The Tax Cut and Jobs Act changed the way taxpayers take deductions. What used to be a common deduction became obsolete. Many of these changes had to do with the mortgage industry. Suddenly it wasn’t a given that you could deduct your mortgage interest. So where does that leave home improvement loans? Are you able to deduct their interest on your taxes?
Keep reading to find out.
The Maximum Deduction
The IRS put in place strict maximum loan amounts. What used to be a $1 million dollar cap for married couples filing jointly and a $500,000 cap for married couples filing separately, is now a $750,000 and $375,000 cap respectively.
To be clear, the maximum loan amounts are a combined loan amount maximum. In other words, your first mortgage plus any home equity loans creates the maximum. For example, if you have a $500,000 first mortgage and a $250,000 home equity loan, you would meet the $750,000 maximum.
When Can you Deduct Home Improvement Loans?
Home equity loans, sometimes called home improvement loans, are a part of the interest you can deduct. But, there’s a catch. You must use the loan to buy, build, or improve your home in order to use it for tax deductions. If you take out a home equity loan for personal use, such as to consolidate debt or pay for an education, you can’t deduct the interest.
The IRS drew a fine line in the sand when determining the definition of a ‘substantial improvement.’ In short, the improvement must add value, enhance the life of the home, or give them home more use (such as an addition). This means cosmetic changes to a home may not qualify for the interest deduction. For example, painting a home doesn’t qualify, but fixing a leaking roof would count.
Who Can Deduct the Interest on a Home Improvement Loan?
As a part of the Tax Cut and Jobs Act, the taxpayers eligible for itemized deductions have changed. The standard deduction increased to $12,000 for single filers and $24,000 for married filing jointly filers. This makes it more difficult for many people to qualify for itemized deductions.

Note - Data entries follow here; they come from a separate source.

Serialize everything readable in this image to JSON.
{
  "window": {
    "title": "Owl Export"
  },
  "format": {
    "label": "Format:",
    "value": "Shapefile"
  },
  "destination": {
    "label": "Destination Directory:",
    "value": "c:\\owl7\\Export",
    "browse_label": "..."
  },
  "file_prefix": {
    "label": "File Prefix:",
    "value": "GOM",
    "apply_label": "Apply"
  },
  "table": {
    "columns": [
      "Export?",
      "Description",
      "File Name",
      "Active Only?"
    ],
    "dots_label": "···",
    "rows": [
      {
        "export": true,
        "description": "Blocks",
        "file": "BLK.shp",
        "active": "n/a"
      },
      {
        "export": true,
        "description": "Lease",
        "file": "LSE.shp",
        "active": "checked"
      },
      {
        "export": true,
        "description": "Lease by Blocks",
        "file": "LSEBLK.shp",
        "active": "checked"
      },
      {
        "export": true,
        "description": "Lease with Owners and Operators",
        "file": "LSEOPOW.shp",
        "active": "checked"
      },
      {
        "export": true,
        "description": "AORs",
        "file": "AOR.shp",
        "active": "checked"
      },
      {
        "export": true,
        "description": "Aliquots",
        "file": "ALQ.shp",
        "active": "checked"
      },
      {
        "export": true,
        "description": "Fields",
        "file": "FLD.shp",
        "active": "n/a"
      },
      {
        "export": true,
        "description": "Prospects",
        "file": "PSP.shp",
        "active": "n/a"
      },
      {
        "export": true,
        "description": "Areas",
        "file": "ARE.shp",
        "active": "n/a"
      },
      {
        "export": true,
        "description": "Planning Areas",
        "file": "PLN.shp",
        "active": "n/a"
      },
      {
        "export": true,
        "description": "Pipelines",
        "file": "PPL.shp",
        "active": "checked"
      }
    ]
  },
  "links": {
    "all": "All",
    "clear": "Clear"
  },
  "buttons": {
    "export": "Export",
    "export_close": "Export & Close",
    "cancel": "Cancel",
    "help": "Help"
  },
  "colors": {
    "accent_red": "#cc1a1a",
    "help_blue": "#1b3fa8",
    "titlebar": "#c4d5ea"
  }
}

The Other Home Related Tax Deductions
If you have more deductions than the standard amount allowed, you may also want to consider the following home-related deductions:
- Interest on your first mortgage – As long as you are below the $750,000 combined total with your first and second mortgage, you can deduct the interest on your first mortgage along with the home improvement loans’ interest.
- Points – If you paid discount points to get a lower interest rate, you may be able to deduct them on your taxes. Talk with your tax advisor about whether you should deduct the points all at once or over the loan’s lifetime.
- Real estate taxes – With the Tax Cut and Jobs Act, you can deduct up to the first $10,000 you pay in property taxes on your primary home.
You may be eligible to deduct the interest you pay on your home improvement loan. Find out if you are eligible by talking to your tax advisor. The tax laws continually change, but as of right now, deducting the interest on your second mortgage may be possible.Click to See the Latest Mortgage Rates»